Money Manager: Occupy Wall Street’s Inequality Claims Resonate


By Charles Biderman

For some, this economy is lots better.

We keep hearing that an economic recovery is underway. Yet for those who don’t have lots of money in the stock market, there’s been no economic recovery.

How many of you know that the market value of all U.S. listed stocks right now is $18.7 trillion. Not only is that almost a double from the March 2009 low, but the gain itself is just over $9 trillion. Let me repeat, the value of all US stocks is up by over $9 trillion in three years. Wow.

Obviously for such a huge gain the underlying US economy, particularly wages and salaries and employment must be doing so much better than it was back in early 2009. Right?


Early in 2009, after-tax take home pay for everyone who pays taxes was just about $5.9 trillion annualized. That was down from an all time peak of $7 trillion annualized at the beginning of 2008. The main reason after tax income was down so much was a plunge in capital gains – primarily from profits on home sales.

After three years of attempts at a recovery, take home pay is now around $6.3 trillion, up all of $400 billion annually since the early 2009 bottom, or 2% a year.

Wait a minute!

Incomes are up only 2% before inflation per year. How does that minimal increase in take home pay justify a $9 trillion increase in market value?

Occupy Wall Street complains that Wall Street is doing great and everyone else is not. I think they have a point.

Shareholder wealth has doubled up, $9 trillion to $18 trillion, and take home for everyone who pays taxes is up about 2% a year – which is not even keeping up with inflation. After inflation wage earners are losing ground while shareholders are buying Coach and Louis Vuitton stuff at Bloomies and Nordstroms.

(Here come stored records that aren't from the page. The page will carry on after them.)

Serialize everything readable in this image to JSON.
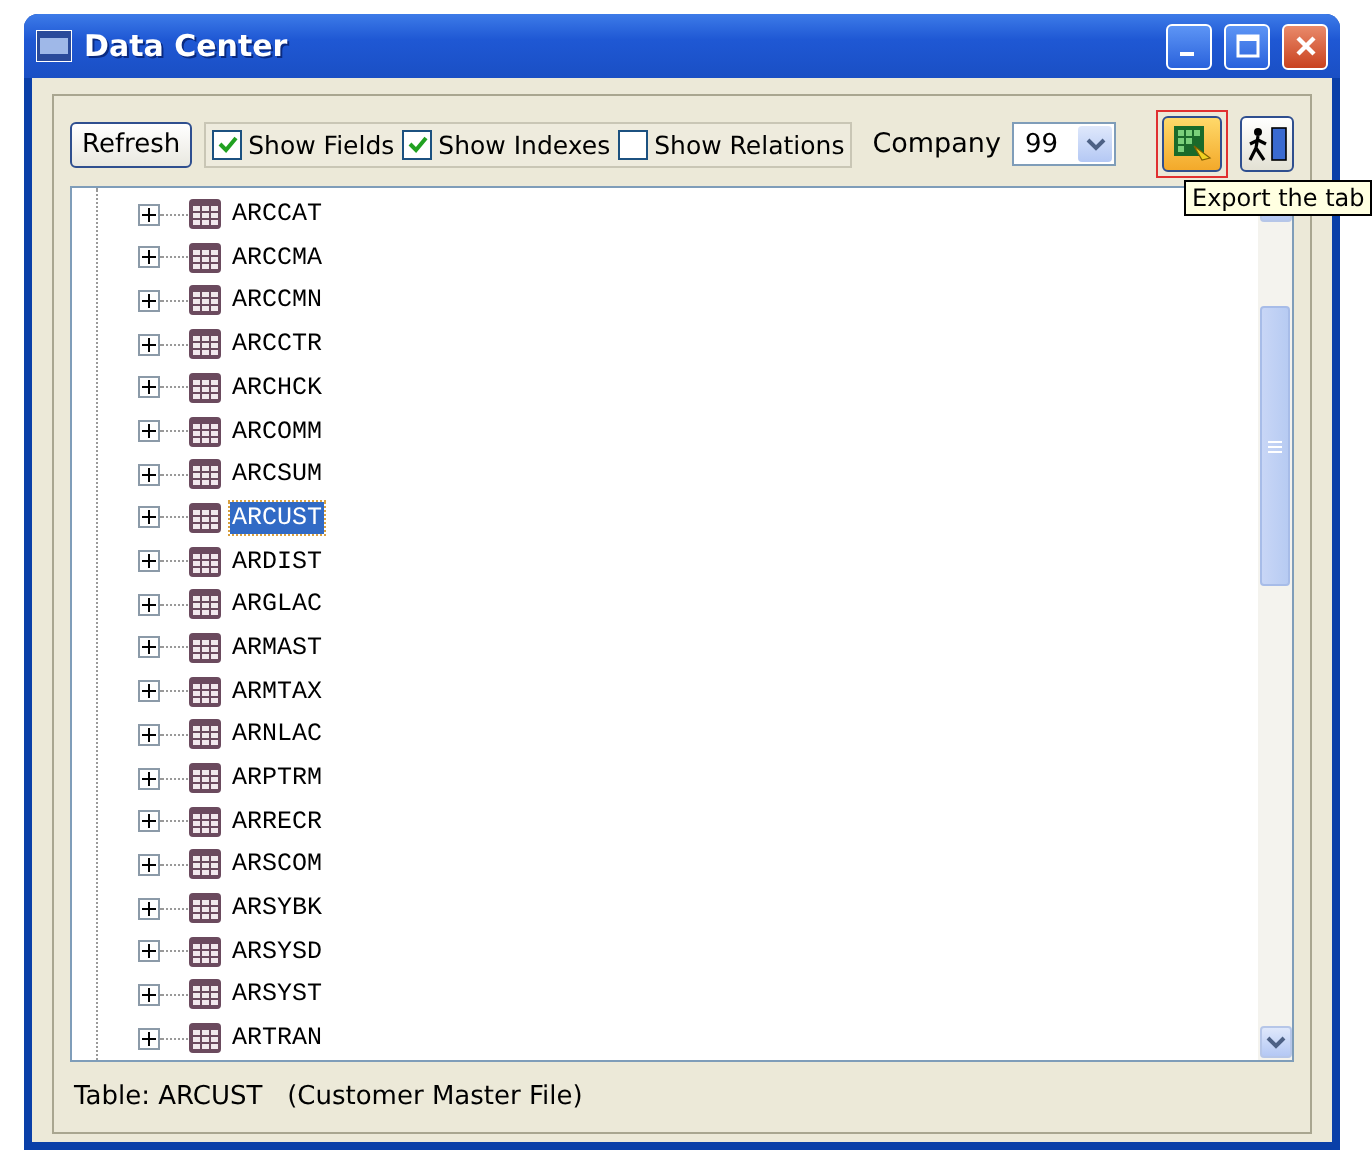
{
  "window": {
    "title": "Data Center"
  },
  "toolbar": {
    "refresh": "Refresh",
    "checkboxes": [
      {
        "label": "Show Fields",
        "checked": true
      },
      {
        "label": "Show Indexes",
        "checked": true
      },
      {
        "label": "Show Relations",
        "checked": false
      }
    ],
    "company_label": "Company",
    "company_value": "99",
    "export_button": {
      "highlighted": true,
      "tooltip": "Export the tab"
    }
  },
  "tree": {
    "items": [
      {
        "label": "ARCCAT",
        "selected": false
      },
      {
        "label": "ARCCMA",
        "selected": false
      },
      {
        "label": "ARCCMN",
        "selected": false
      },
      {
        "label": "ARCCTR",
        "selected": false
      },
      {
        "label": "ARCHCK",
        "selected": false
      },
      {
        "label": "ARCOMM",
        "selected": false
      },
      {
        "label": "ARCSUM",
        "selected": false
      },
      {
        "label": "ARCUST",
        "selected": true
      },
      {
        "label": "ARDIST",
        "selected": false
      },
      {
        "label": "ARGLAC",
        "selected": false
      },
      {
        "label": "ARMAST",
        "selected": false
      },
      {
        "label": "ARMTAX",
        "selected": false
      },
      {
        "label": "ARNLAC",
        "selected": false
      },
      {
        "label": "ARPTRM",
        "selected": false
      },
      {
        "label": "ARRECR",
        "selected": false
      },
      {
        "label": "ARSCOM",
        "selected": false
      },
      {
        "label": "ARSYBK",
        "selected": false
      },
      {
        "label": "ARSYSD",
        "selected": false
      },
      {
        "label": "ARSYST",
        "selected": false
      },
      {
        "label": "ARTRAN",
        "selected": false
      }
    ]
  },
  "status_bar": "Table: ARCUST   (Customer Master File)"
}
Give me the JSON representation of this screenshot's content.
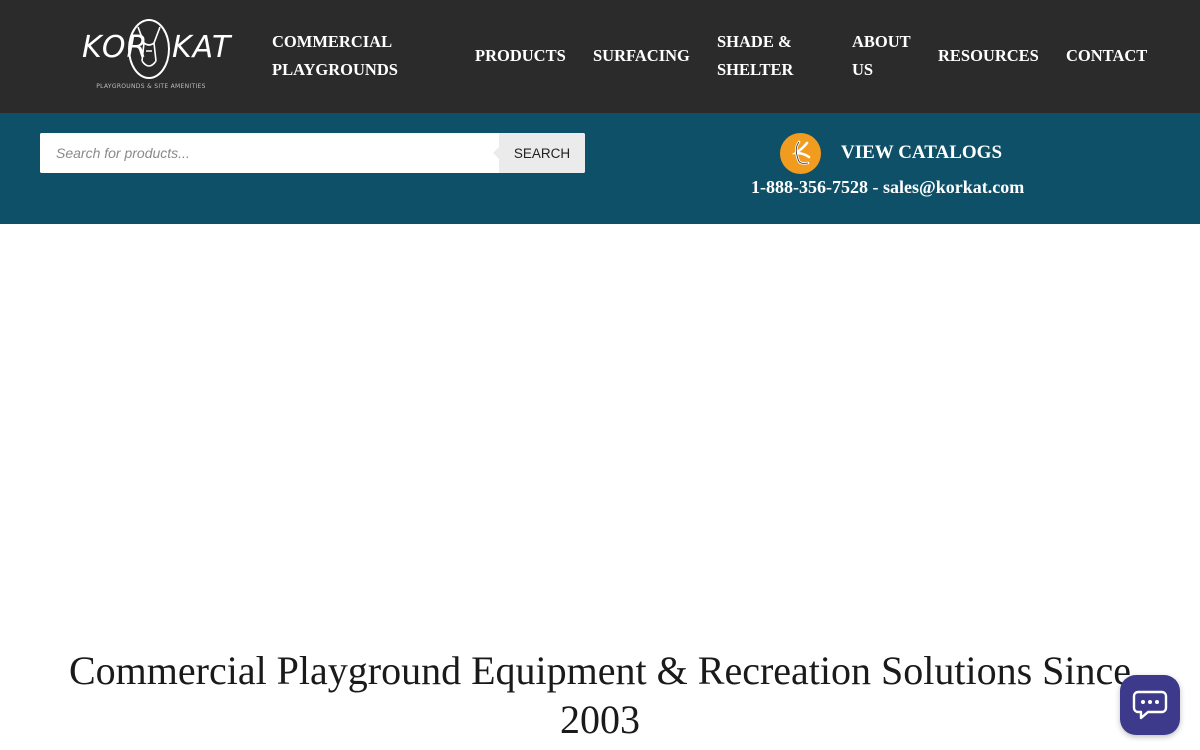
{
  "brand": {
    "logo_left": "KOR",
    "logo_right": "KAT",
    "tagline": "PLAYGROUNDS & SITE AMENITIES"
  },
  "nav": {
    "items": [
      {
        "label_line1": "COMMERCIAL",
        "label_line2": "PLAYGROUNDS"
      },
      {
        "label_line1": "PRODUCTS",
        "label_line2": ""
      },
      {
        "label_line1": "SURFACING",
        "label_line2": ""
      },
      {
        "label_line1": "SHADE &",
        "label_line2": "SHELTER"
      },
      {
        "label_line1": "ABOUT",
        "label_line2": "US"
      },
      {
        "label_line1": "RESOURCES",
        "label_line2": ""
      },
      {
        "label_line1": "CONTACT",
        "label_line2": ""
      }
    ]
  },
  "search": {
    "placeholder": "Search for products...",
    "value": "",
    "button_label": "SEARCH"
  },
  "catalogs": {
    "label": "VIEW CATALOGS",
    "icon": "korkat-k-badge-icon"
  },
  "contact": {
    "line": "1-888-356-7528 - sales@korkat.com"
  },
  "hero": {
    "title": "Commercial Playground Equipment & Recreation Solutions Since 2003"
  },
  "chat": {
    "icon": "chat-bubble-icon"
  },
  "colors": {
    "topbar": "#2b2b2b",
    "bluebar": "#0e5068",
    "catalog_badge": "#f29c1f",
    "chat_button": "#3d3a8c"
  }
}
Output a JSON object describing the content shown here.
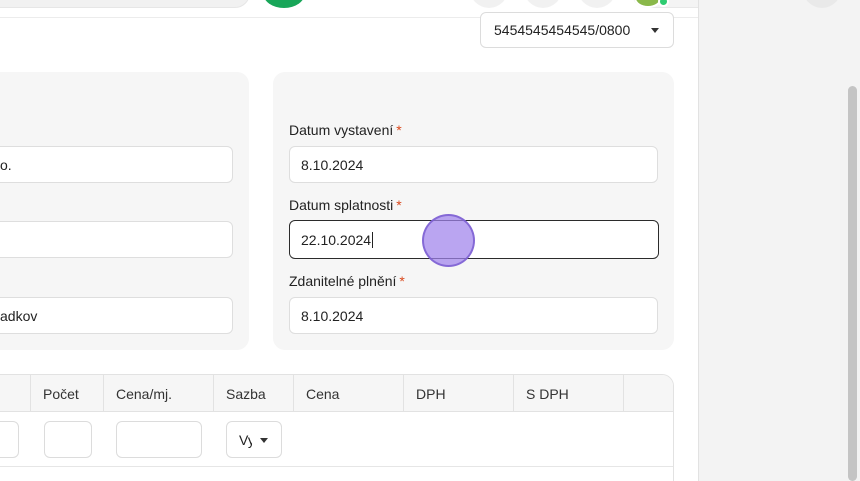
{
  "header": {
    "account_number": "5454545454545/0800"
  },
  "left_card": {
    "field1_value": "o.",
    "field2_value": "",
    "field3_value": "adkov"
  },
  "dates": {
    "issue_label": "Datum vystavení",
    "issue_value": "8.10.2024",
    "due_label": "Datum splatnosti",
    "due_value": "22.10.2024",
    "taxable_label": "Zdanitelné plnění",
    "taxable_value": "8.10.2024",
    "required_mark": "*"
  },
  "items_table": {
    "columns": [
      "Počet",
      "Cena/mj.",
      "Sazba",
      "Cena",
      "DPH",
      "S DPH"
    ],
    "row": {
      "quantity": "",
      "unit_price": "",
      "vat_rate": "Vy"
    }
  }
}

So wait a second, how is the stock market up $9 trillion, while the rest of the economy is flat on its butt?

The simple answer is that shareholders owe it all to President Obama and Fed Chairman Bernanke. The US government has added about $5 trillion in debt over the past three years.  Some of it ended up on the balance sheet of corporate America.

The record amount of cash on public company balance sheet currently earns nada, nothing in terms of interest income. Therefore, companies say to themselves, why not use this free cash to buy back shares? And so they do. And so stock prices have been going up.

However, new stock buybacks have begun to slowing dramatically and insider selling is spiking and insider buying is disappearing. Unless incomes start surging soon, stock prices eventually have to crash.

As I have said many times, there is no way income growth can surge anytime soon. Therefore, at some point in time, I expect a major stock market crash. The only question is when.

Charles Biderman President & CEO TrimTabs Investment Research Portfolio Manager TrimTabs Float Shrink ETF (TTFS). This story originally appears on his blog at